The aesthetics of ballet are continuing to evolve, however something which has remained a constant is the appearance of the foot when it is fully pointed. The ankle joint has limited movement outwards and inwards, however the adjustments of the foot’s position can make a big difference to how it looks to the audience.
The foot as an extension of the ankle can elongate an arabesque or alternatively turn it inwards and demonstrate a weaker foot by sickling. When the foot is pointed in a neutral position an invisible line can be traced up through the floor, foot and into the ankle. Whilst this is technically correct, a winged shape can be seen as more desirable in that the toes are pointed outwards, extending the line. Sickling the foot might indicate poor training or weakness in the ankle, as well as demonstrating a more unsightly line.
The ankle has a slightly larger range of motion inwards, so students may be prone to sickling regardless. Genetics or anatomy can also contribute to a student’s tendency to sickle, and injuries can occur when the foot is both sickled and weight-bearing. This pulls the tendons of the ankle out of alignment, yet injury can occur when winging the foot too. Sickling can even be the intention for some choreographers, if that is what the movement or piece demands, yet for the majority of times, improving ankle strength and stability will minimise sickling.

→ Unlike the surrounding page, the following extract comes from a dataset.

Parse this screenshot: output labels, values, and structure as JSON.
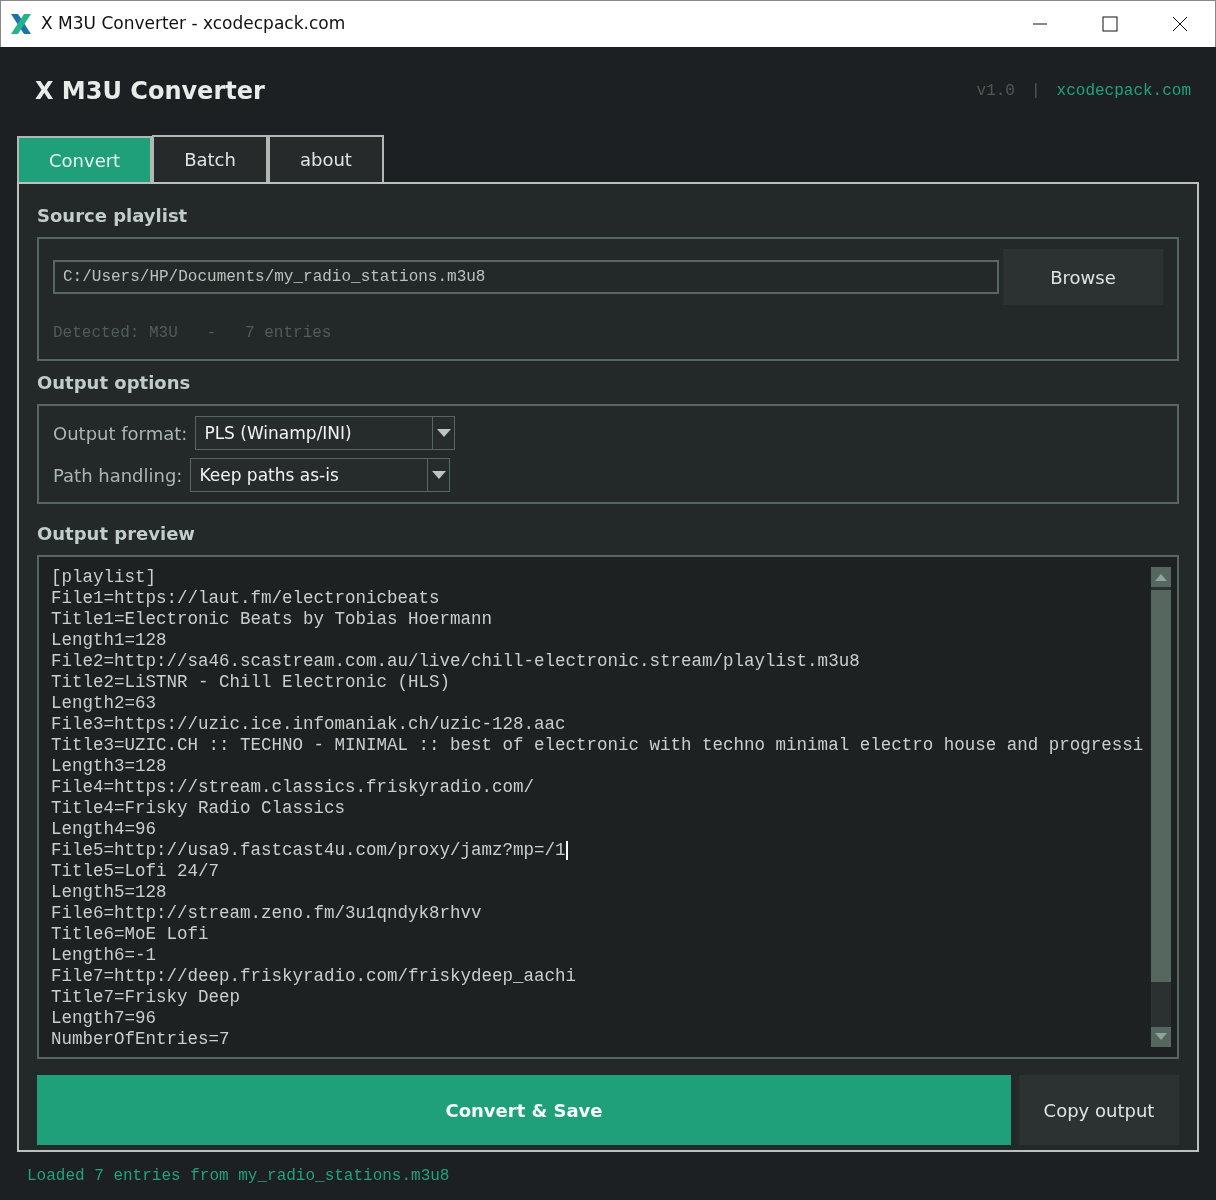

If the foot winging is supporting weight, this too pulls the ankle joint out of alignment. Dancers may force their heels forward with tendus, instead of using their turnout. This places stress on the tendons on the inside of the foot and twists the knee joints. Despite this, winging could be encouraged in non-weight bearing positions in order to improve individual aesthetics and enhance the line – and limited turn out – the dancer is creating. Turn out must be fully engaged however, so as not to solely rely on the shape of the foot.